Luckily I was a voracious reader.  I read “Narrative in the Life of Frederick Douglas, an American Slave” when I was around 9 or 10 years old and it made me obsessed with black American history.  I’ll speak on my odd love affair with the great Mr. Douglas at another time, I’m sure but we’ll save that for later.

I read every “narrative” I could find at our wonderful library system here in Toledo after reading Douglass’ book.  I read all I could on slavery in general.  I read about black people in America and the system of indentured servitude.  Everything was and is still pretty fascinating.

My mother made me watch “Roots” every year on TV and when I was around 12 or 13, I finally paid attention to it and became intrigued and wondered if I could find out about my own family and trace us back to Africa.

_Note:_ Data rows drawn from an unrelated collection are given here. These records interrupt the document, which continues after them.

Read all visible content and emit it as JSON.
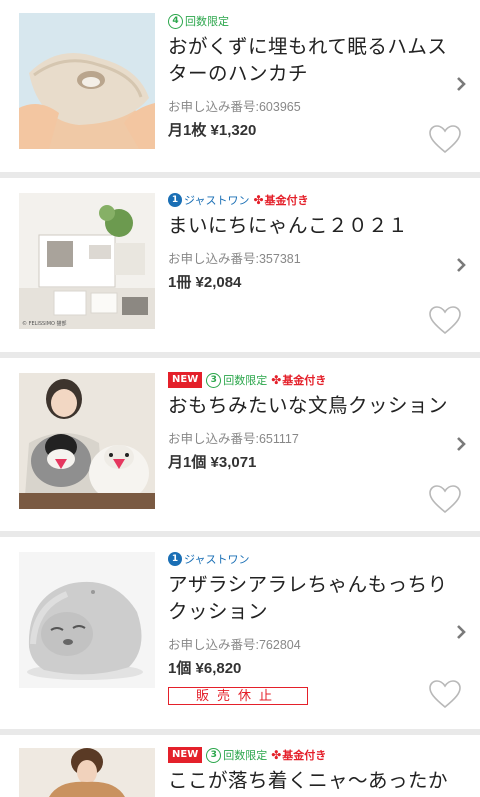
{
  "items": [
    {
      "badges": {
        "limit": "回数限定",
        "limit_num": "4"
      },
      "title_lines": [
        "おがくずに埋もれて眠るハムス",
        "ターのハンカチ"
      ],
      "order_no": "お申し込み番号:603965",
      "price": "月1枚 ¥1,320"
    },
    {
      "badges": {
        "just": "ジャストワン",
        "fund": "基金付き"
      },
      "title_lines": [
        "まいにちにゃんこ２０２１"
      ],
      "order_no": "お申し込み番号:357381",
      "price": "1冊 ¥2,084",
      "photo_credit": "© FELISSIMO 猫部"
    },
    {
      "badges": {
        "new": "NEW",
        "limit": "回数限定",
        "limit_num": "3",
        "fund": "基金付き"
      },
      "title_lines": [
        "おもちみたいな文鳥クッション"
      ],
      "order_no": "お申し込み番号:651117",
      "price": "月1個 ¥3,071"
    },
    {
      "badges": {
        "just": "ジャストワン"
      },
      "title_lines": [
        "アザラシアラレちゃんもっちり",
        "クッション"
      ],
      "order_no": "お申し込み番号:762804",
      "price": "1個 ¥6,820",
      "status": "販売休止"
    },
    {
      "badges": {
        "new": "NEW",
        "limit": "回数限定",
        "limit_num": "3",
        "fund": "基金付き"
      },
      "title_lines": [
        "ここが落ち着くニャ〜あったか"
      ]
    }
  ]
}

Unfortunately, like the majority of black Americans, my family was not aware of any old African ancestors.  We had no passed down Mandika  words.  So I began my research by badgering my older relatives about our family history.  I know I particularly got on my grandmother’s nerves while helping her remodel her home in the Old West End when I was a teenager.  She finally told me that many of the answers to my questions were “none of my business.”  But she did give me a couple picture books that belonged to her mother of which I still have in my possession.  And she told me of her parents lives and her grandparents who she remembered and even a great grandparent who she said was an “Indian.”  (Us black folks always have an “Indian in the family.”  This will be discussed later as well).

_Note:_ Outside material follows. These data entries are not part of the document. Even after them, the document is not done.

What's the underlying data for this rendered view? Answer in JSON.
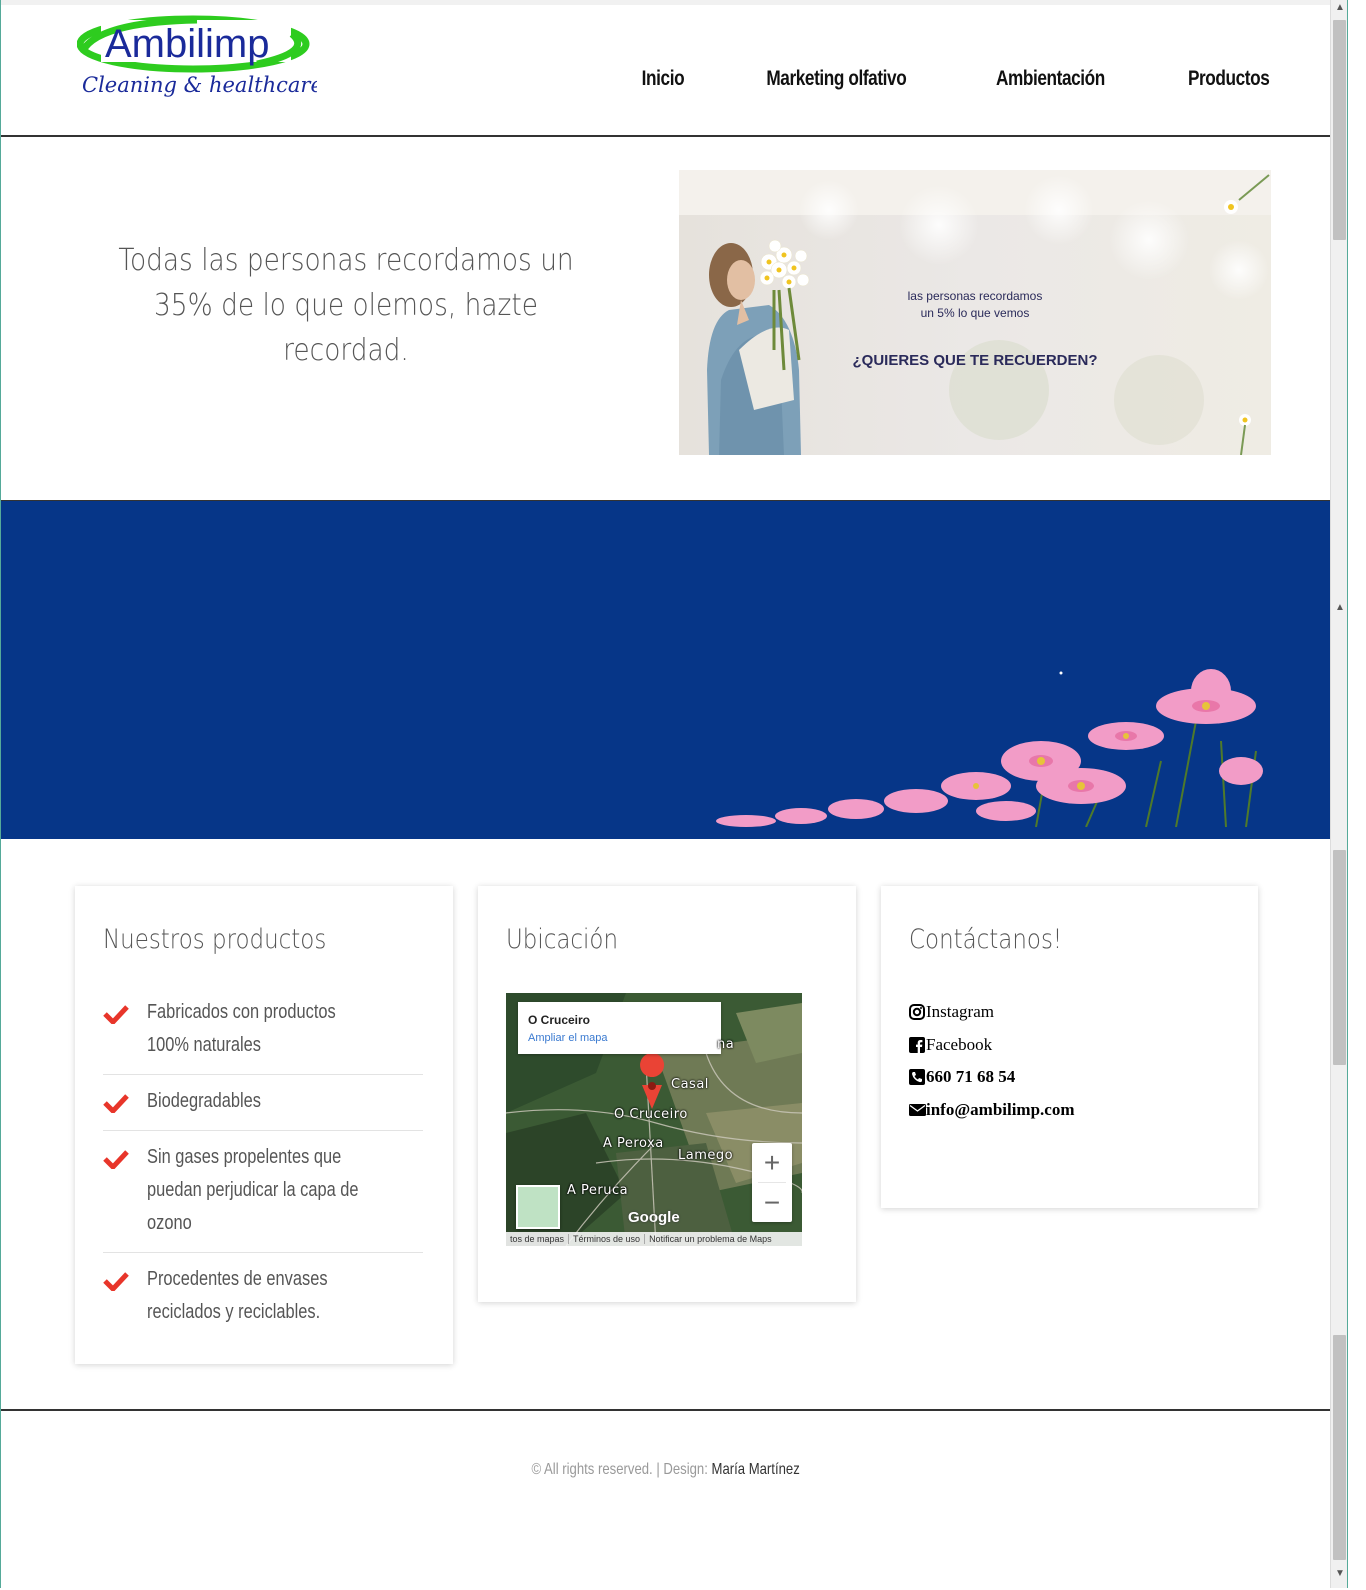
{
  "header": {
    "logo_text": "Ambilimp",
    "logo_tagline": "Cleaning & healthcare",
    "nav": [
      {
        "label": "Inicio"
      },
      {
        "label": "Marketing olfativo"
      },
      {
        "label": "Ambientación"
      },
      {
        "label": "Productos"
      }
    ]
  },
  "hero": {
    "headline": "Todas las personas recordamos un 35% de lo que olemos, hazte recordad.",
    "image_text_line1": "las personas recordamos",
    "image_text_line2": "un 5% lo que vemos",
    "image_cta": "¿QUIERES QUE TE RECUERDEN?"
  },
  "products": {
    "title": "Nuestros productos",
    "items": [
      {
        "text": "Fabricados con productos 100% naturales"
      },
      {
        "text": "Biodegradables"
      },
      {
        "text": "Sin gases propelentes que puedan perjudicar la capa de ozono"
      },
      {
        "text": "Procedentes de envases reciclados y reciclables."
      }
    ]
  },
  "location": {
    "title": "Ubicación",
    "map": {
      "place_name": "O Cruceiro",
      "enlarge_link": "Ampliar el mapa",
      "labels": [
        "Casal",
        "O Cruceiro",
        "A Peroxa",
        "Lamego",
        "A Peruca",
        "na"
      ],
      "zoom_in": "+",
      "zoom_out": "−",
      "brand": "Google",
      "footer_links": [
        "tos de mapas",
        "Términos de uso",
        "Notificar un problema de Maps"
      ]
    }
  },
  "contact": {
    "title": "Contáctanos!",
    "items": [
      {
        "icon": "instagram-icon",
        "label": "Instagram"
      },
      {
        "icon": "facebook-icon",
        "label": "Facebook"
      },
      {
        "icon": "phone-icon",
        "label": "660 71 68 54"
      },
      {
        "icon": "envelope-icon",
        "label": "info@ambilimp.com"
      }
    ]
  },
  "footer": {
    "copyright": "© All rights reserved.",
    "separator": "|",
    "design_label": "Design:",
    "designer": "María Martínez"
  },
  "colors": {
    "brand_blue": "#063688",
    "logo_green": "#2ecc1f",
    "logo_navy": "#1a2a9a",
    "check_red": "#e8352a"
  }
}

Luckily I was born during the internet age.  We got “America Online” service in my home on a black Hewlett Packard that I thought was super “techy” in 1995 or 1996.  I found a site that listed Ohio death certificates and looked up all the last names I had gathered from my maternal grandmother and my paternal great grandmother.  I found the Social Security Death Index.  I found a lot of different people but could not 100% connect them to my own family.

I found ancestry.com back when it was free and developed my first family tree around 1999 when I was 20 years old.  I went all the way back to the 1870 census on multiple branches of my tree which today is even more simple to accomplish given the large amount of free information available online for us to peruse.

 

Black In Toledo – An Introduction

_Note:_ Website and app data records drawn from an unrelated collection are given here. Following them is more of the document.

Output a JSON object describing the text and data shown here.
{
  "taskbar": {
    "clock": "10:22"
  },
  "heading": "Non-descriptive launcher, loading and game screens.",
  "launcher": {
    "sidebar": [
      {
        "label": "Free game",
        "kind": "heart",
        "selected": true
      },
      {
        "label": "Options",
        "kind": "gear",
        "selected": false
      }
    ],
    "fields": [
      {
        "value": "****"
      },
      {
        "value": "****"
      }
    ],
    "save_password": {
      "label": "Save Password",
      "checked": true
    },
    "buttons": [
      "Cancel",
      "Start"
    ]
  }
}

I began this blog due to an interest in black American genealogy and local history pertaining to the Toledo area of Northwest Ohio.

I anticipate posting various items regarding my own genealogical research, interesting historical finds regarding black Toledo, and current events that I find interesting in relation to our local history.

Though the focus will be on Toledo and Northwest Ohio, due to the transient nature of black Americans from the 1800s to the mid 1900s, other locales will also be discussed regarding my own genealogical finds.

Hopefully others with an interest in the black history of this area will find the posts insightful and it will encourage other black Toledoans and black Americans in general to discover more about our rich, cultural past.